The collapse of the umbrella also indicates that even though some people have been active in partisan politics for many years, they have only learnt to be destructive and are therefore not contributing positively to the development of their political parties and to the efforts geared towards assuming the reigns of power. Instead of assisting their parties to respond appropriately to changes in the environment, they are the main trouble makers. As Plotinus, a Greek Philosopher, once said, “All things are filled full of signs, and it is a wise man who can learn about one thing from another” (Cook et al, 1997, p 4).
People in the opposition collective are still making the same mistakes that they made as far back as 1998. The big brother mentality that was displayed by the BNF prior to the 2009 elections which resulted in the failure of opposition cooperation talks is now used by the BCP against the BMD and the BPP. The BCP does not seem to have learnt anything positive from their talks with the BNF in 2008 except to bully the so called “small political parties without manifestos.”

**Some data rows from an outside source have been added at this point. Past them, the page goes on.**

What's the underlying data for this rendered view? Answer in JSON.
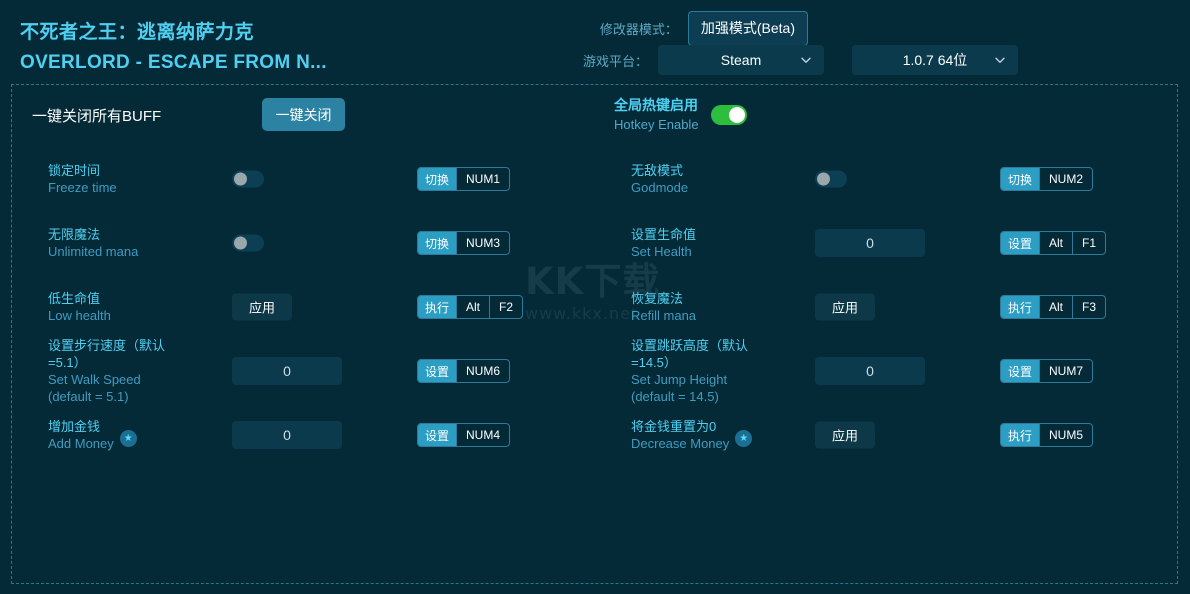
{
  "header": {
    "title_cn": "不死者之王：逃离纳萨力克",
    "title_en": "OVERLORD - ESCAPE FROM N...",
    "mode_label": "修改器模式：",
    "mode_button": "加强模式(Beta)",
    "platform_label": "游戏平台：",
    "platform_value": "Steam",
    "version_value": "1.0.7 64位"
  },
  "topbar": {
    "buff_label": "一键关闭所有BUFF",
    "buff_button": "一键关闭",
    "hotkey_cn": "全局热键启用",
    "hotkey_en": "Hotkey Enable",
    "hotkey_enabled": true
  },
  "watermark": {
    "logo": "KK下载",
    "url": "www.kkx.net"
  },
  "cheats": {
    "left": [
      {
        "label_cn": "锁定时间",
        "label_en": "Freeze time",
        "star": false,
        "control": "toggle",
        "value": "",
        "toggle_on": false,
        "hotkey_action": "切换",
        "hotkey_keys": [
          "NUM1"
        ]
      },
      {
        "label_cn": "无限魔法",
        "label_en": "Unlimited mana",
        "star": false,
        "control": "toggle",
        "value": "",
        "toggle_on": false,
        "hotkey_action": "切换",
        "hotkey_keys": [
          "NUM3"
        ]
      },
      {
        "label_cn": "低生命值",
        "label_en": "Low health",
        "star": false,
        "control": "button",
        "value": "应用",
        "hotkey_action": "执行",
        "hotkey_keys": [
          "Alt",
          "F2"
        ]
      },
      {
        "label_cn": "设置步行速度（默认=5.1）",
        "label_en": "Set Walk Speed (default = 5.1)",
        "star": false,
        "control": "input",
        "value": "0",
        "hotkey_action": "设置",
        "hotkey_keys": [
          "NUM6"
        ]
      },
      {
        "label_cn": "增加金钱",
        "label_en": "Add Money",
        "star": true,
        "control": "input",
        "value": "0",
        "hotkey_action": "设置",
        "hotkey_keys": [
          "NUM4"
        ]
      }
    ],
    "right": [
      {
        "label_cn": "无敌模式",
        "label_en": "Godmode",
        "star": false,
        "control": "toggle",
        "value": "",
        "toggle_on": false,
        "hotkey_action": "切换",
        "hotkey_keys": [
          "NUM2"
        ]
      },
      {
        "label_cn": "设置生命值",
        "label_en": "Set Health",
        "star": false,
        "control": "input",
        "value": "0",
        "hotkey_action": "设置",
        "hotkey_keys": [
          "Alt",
          "F1"
        ]
      },
      {
        "label_cn": "恢复魔法",
        "label_en": "Refill mana",
        "star": false,
        "control": "button",
        "value": "应用",
        "hotkey_action": "执行",
        "hotkey_keys": [
          "Alt",
          "F3"
        ]
      },
      {
        "label_cn": "设置跳跃高度（默认=14.5）",
        "label_en": "Set Jump Height (default = 14.5)",
        "star": false,
        "control": "input",
        "value": "0",
        "hotkey_action": "设置",
        "hotkey_keys": [
          "NUM7"
        ]
      },
      {
        "label_cn": "将金钱重置为0",
        "label_en": "Decrease Money",
        "star": true,
        "control": "button",
        "value": "应用",
        "hotkey_action": "执行",
        "hotkey_keys": [
          "NUM5"
        ]
      }
    ]
  },
  "colors": {
    "background": "#042a38",
    "accent": "#4fd0f0",
    "button": "#2c82a3",
    "toggle_on": "#2dbe3e",
    "panel_border": "#2b7792"
  }
}
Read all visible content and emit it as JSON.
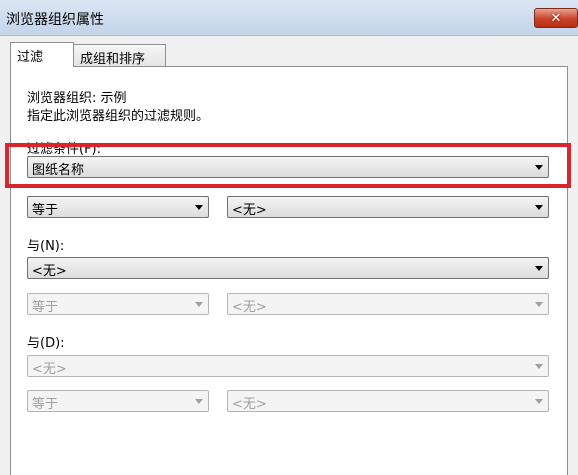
{
  "window": {
    "title": "浏览器组织属性",
    "close_glyph": "✕"
  },
  "tabs": [
    {
      "label": "过滤"
    },
    {
      "label": "成组和排序"
    }
  ],
  "info": {
    "line1": "浏览器组织: 示例",
    "line2": "指定此浏览器组织的过滤规则。"
  },
  "filter": {
    "label": "过滤条件(F):",
    "field": "图纸名称",
    "operator": "等于",
    "value": "<无>"
  },
  "and_n": {
    "label": "与(N):",
    "field": "<无>",
    "operator": "等于",
    "value": "<无>"
  },
  "and_d": {
    "label": "与(D):",
    "field": "<无>",
    "operator": "等于",
    "value": "<无>"
  },
  "colors": {
    "highlight": "#d9252b",
    "close_button": "#c9432a"
  }
}
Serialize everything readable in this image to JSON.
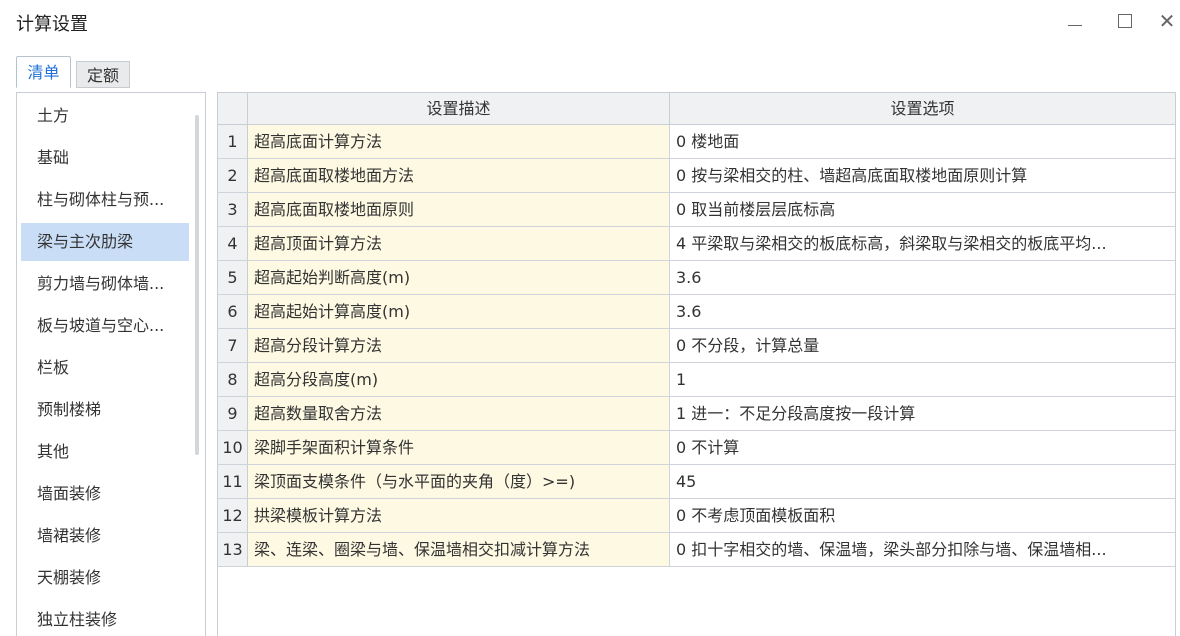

The question that I asked in this column two weeks ago is: why did the BCP, as a big party led by very intelligent people, waste its precious time and resources negotiating with small parties like the BMD and the BPP over a period of eight months? The latest media reports indicate that the BCP is becoming more isolated as it does not want the umbrella project to be resuscitated whereas other stakeholders (including the BNF that they have all of sudden fallen in love with) are of the view that the umbrella is the only way forward. Fact: the BCP alone cannot wrestle power from the BDP. Fact: a pact between the BCP and the BNF can never be formed for reasons that are well known to people who understand the history of the two parties. Time is nigh for all our opposition political parties to introspect and chart the way forward. Their decisions on how they move forward must be based on the lessons that they learnt from the umbrella negotiations and its collapse. They must differentiate between what they say they will do in a hypothetical situation and what they actually do if that situation becomes a reality. As Winston Churchill once said, “To look is one thing. To see what you look at is another. To understand what you see is another. To learn from what you understand is something else. But to act on what you learn is all that really matters” (Cook et al, 1997, p 4).
May God bless the mighty Zebras.
Dr. Mothusi teaches Public Administration at University of Botswana